#### WORK ORDER:
Each line in the records below that has the word "value" should be copied.

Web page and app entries
===
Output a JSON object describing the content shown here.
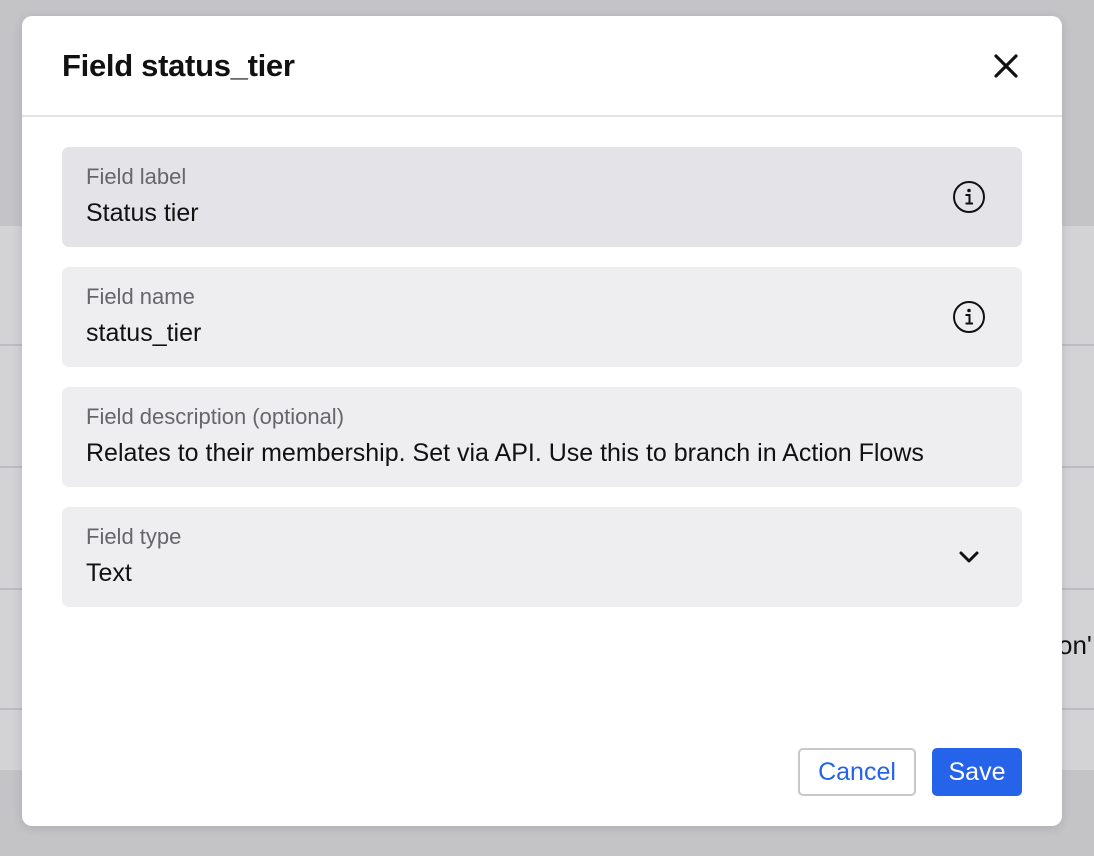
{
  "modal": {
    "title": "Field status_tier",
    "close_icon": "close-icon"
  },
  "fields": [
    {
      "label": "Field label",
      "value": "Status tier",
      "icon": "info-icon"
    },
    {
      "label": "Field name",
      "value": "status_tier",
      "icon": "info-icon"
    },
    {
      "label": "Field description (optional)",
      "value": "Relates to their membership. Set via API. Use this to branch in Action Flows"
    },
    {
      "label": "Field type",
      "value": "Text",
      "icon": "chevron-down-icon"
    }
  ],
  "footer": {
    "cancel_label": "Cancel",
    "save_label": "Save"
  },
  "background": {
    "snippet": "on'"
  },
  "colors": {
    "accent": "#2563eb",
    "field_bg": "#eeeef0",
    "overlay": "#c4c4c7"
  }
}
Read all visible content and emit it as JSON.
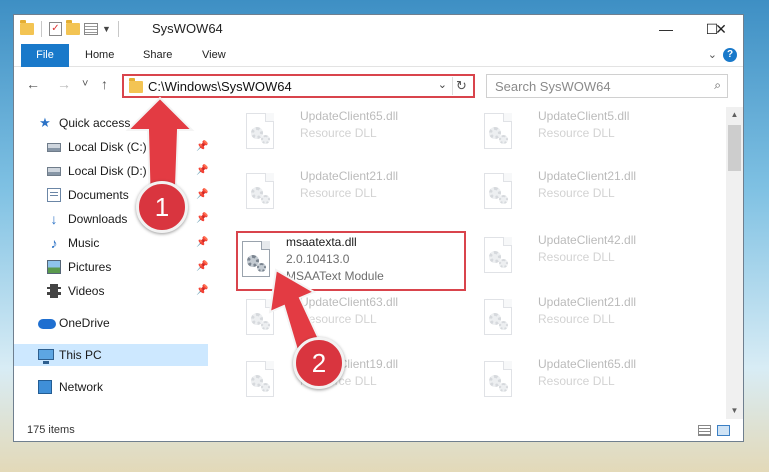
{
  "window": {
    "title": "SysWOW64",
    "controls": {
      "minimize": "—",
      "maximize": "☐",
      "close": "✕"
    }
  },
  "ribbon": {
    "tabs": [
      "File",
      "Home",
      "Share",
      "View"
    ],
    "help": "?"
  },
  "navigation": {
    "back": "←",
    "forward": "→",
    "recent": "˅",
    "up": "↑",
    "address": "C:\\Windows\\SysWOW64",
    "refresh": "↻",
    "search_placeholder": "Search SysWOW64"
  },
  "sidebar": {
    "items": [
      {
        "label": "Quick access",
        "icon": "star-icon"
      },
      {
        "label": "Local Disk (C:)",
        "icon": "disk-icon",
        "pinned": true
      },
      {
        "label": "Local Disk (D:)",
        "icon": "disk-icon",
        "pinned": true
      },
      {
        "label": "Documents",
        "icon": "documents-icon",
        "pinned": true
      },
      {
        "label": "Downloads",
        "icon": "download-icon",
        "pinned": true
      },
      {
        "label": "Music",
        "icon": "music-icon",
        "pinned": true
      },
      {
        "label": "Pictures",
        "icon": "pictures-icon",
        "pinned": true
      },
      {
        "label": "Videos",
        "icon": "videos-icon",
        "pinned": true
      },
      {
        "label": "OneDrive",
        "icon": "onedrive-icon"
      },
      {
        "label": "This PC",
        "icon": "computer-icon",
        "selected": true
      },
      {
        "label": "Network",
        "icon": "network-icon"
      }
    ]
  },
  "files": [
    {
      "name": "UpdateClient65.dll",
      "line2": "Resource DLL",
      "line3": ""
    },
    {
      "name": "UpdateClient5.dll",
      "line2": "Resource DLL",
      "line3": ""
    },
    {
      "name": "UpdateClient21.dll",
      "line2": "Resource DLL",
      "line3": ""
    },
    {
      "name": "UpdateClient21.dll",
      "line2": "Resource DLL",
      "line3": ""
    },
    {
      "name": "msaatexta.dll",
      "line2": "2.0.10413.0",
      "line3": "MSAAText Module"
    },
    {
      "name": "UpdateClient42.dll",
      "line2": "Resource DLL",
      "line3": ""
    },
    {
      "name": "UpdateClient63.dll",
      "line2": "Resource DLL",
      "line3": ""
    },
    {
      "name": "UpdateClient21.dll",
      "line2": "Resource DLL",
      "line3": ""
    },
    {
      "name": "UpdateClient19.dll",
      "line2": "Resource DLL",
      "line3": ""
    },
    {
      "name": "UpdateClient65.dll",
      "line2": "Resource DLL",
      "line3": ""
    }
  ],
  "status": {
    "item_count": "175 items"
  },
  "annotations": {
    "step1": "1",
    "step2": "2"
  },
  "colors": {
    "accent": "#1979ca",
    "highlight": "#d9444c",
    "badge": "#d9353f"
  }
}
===
#### YOUR RESPONSE:
      "value": "Status tier",
      "value": "status_tier",
      "value": "Relates to their membership. Set via API. Use this to branch in Action Flows"
      "value": "Text",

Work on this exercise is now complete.